Data in this exercise:
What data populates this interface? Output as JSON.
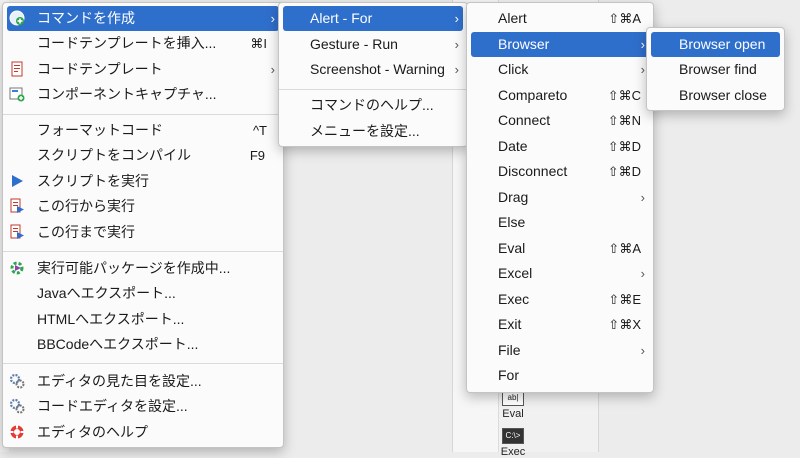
{
  "menu1": {
    "items": [
      {
        "label": "コマンドを作成",
        "shortcut": ""
      },
      {
        "label": "コードテンプレートを挿入...",
        "shortcut": "⌘I"
      },
      {
        "label": "コードテンプレート",
        "shortcut": ""
      },
      {
        "label": "コンポーネントキャプチャ...",
        "shortcut": ""
      },
      {
        "label": "フォーマットコード",
        "shortcut": "^T"
      },
      {
        "label": "スクリプトをコンパイル",
        "shortcut": "F9"
      },
      {
        "label": "スクリプトを実行",
        "shortcut": ""
      },
      {
        "label": "この行から実行",
        "shortcut": ""
      },
      {
        "label": "この行まで実行",
        "shortcut": ""
      },
      {
        "label": "実行可能パッケージを作成中...",
        "shortcut": ""
      },
      {
        "label": "Javaへエクスポート...",
        "shortcut": ""
      },
      {
        "label": "HTMLへエクスポート...",
        "shortcut": ""
      },
      {
        "label": "BBCodeへエクスポート...",
        "shortcut": ""
      },
      {
        "label": "エディタの見た目を設定...",
        "shortcut": ""
      },
      {
        "label": "コードエディタを設定...",
        "shortcut": ""
      },
      {
        "label": "エディタのヘルプ",
        "shortcut": ""
      }
    ]
  },
  "menu2": {
    "items": [
      {
        "label": "Alert - For"
      },
      {
        "label": "Gesture - Run"
      },
      {
        "label": "Screenshot - Warning"
      },
      {
        "label": "コマンドのヘルプ..."
      },
      {
        "label": "メニューを設定..."
      }
    ]
  },
  "menu3": {
    "items": [
      {
        "label": "Alert",
        "shortcut": "⇧⌘A"
      },
      {
        "label": "Browser",
        "shortcut": ""
      },
      {
        "label": "Click",
        "shortcut": ""
      },
      {
        "label": "Compareto",
        "shortcut": "⇧⌘C"
      },
      {
        "label": "Connect",
        "shortcut": "⇧⌘N"
      },
      {
        "label": "Date",
        "shortcut": "⇧⌘D"
      },
      {
        "label": "Disconnect",
        "shortcut": "⇧⌘D"
      },
      {
        "label": "Drag",
        "shortcut": ""
      },
      {
        "label": "Else",
        "shortcut": ""
      },
      {
        "label": "Eval",
        "shortcut": "⇧⌘A"
      },
      {
        "label": "Excel",
        "shortcut": ""
      },
      {
        "label": "Exec",
        "shortcut": "⇧⌘E"
      },
      {
        "label": "Exit",
        "shortcut": "⇧⌘X"
      },
      {
        "label": "File",
        "shortcut": ""
      },
      {
        "label": "For",
        "shortcut": ""
      }
    ]
  },
  "menu4": {
    "items": [
      {
        "label": "Browser open"
      },
      {
        "label": "Browser find"
      },
      {
        "label": "Browser close"
      }
    ]
  },
  "background": {
    "tool_eval": "Eval",
    "tool_exec": "Exec",
    "tool_eval_icon": "ab|",
    "tool_exec_icon": "C:\\>"
  }
}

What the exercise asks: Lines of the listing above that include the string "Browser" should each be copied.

Exercise output:
        "label": "Browser",
        "label": "Browser open"
        "label": "Browser find"
        "label": "Browser close"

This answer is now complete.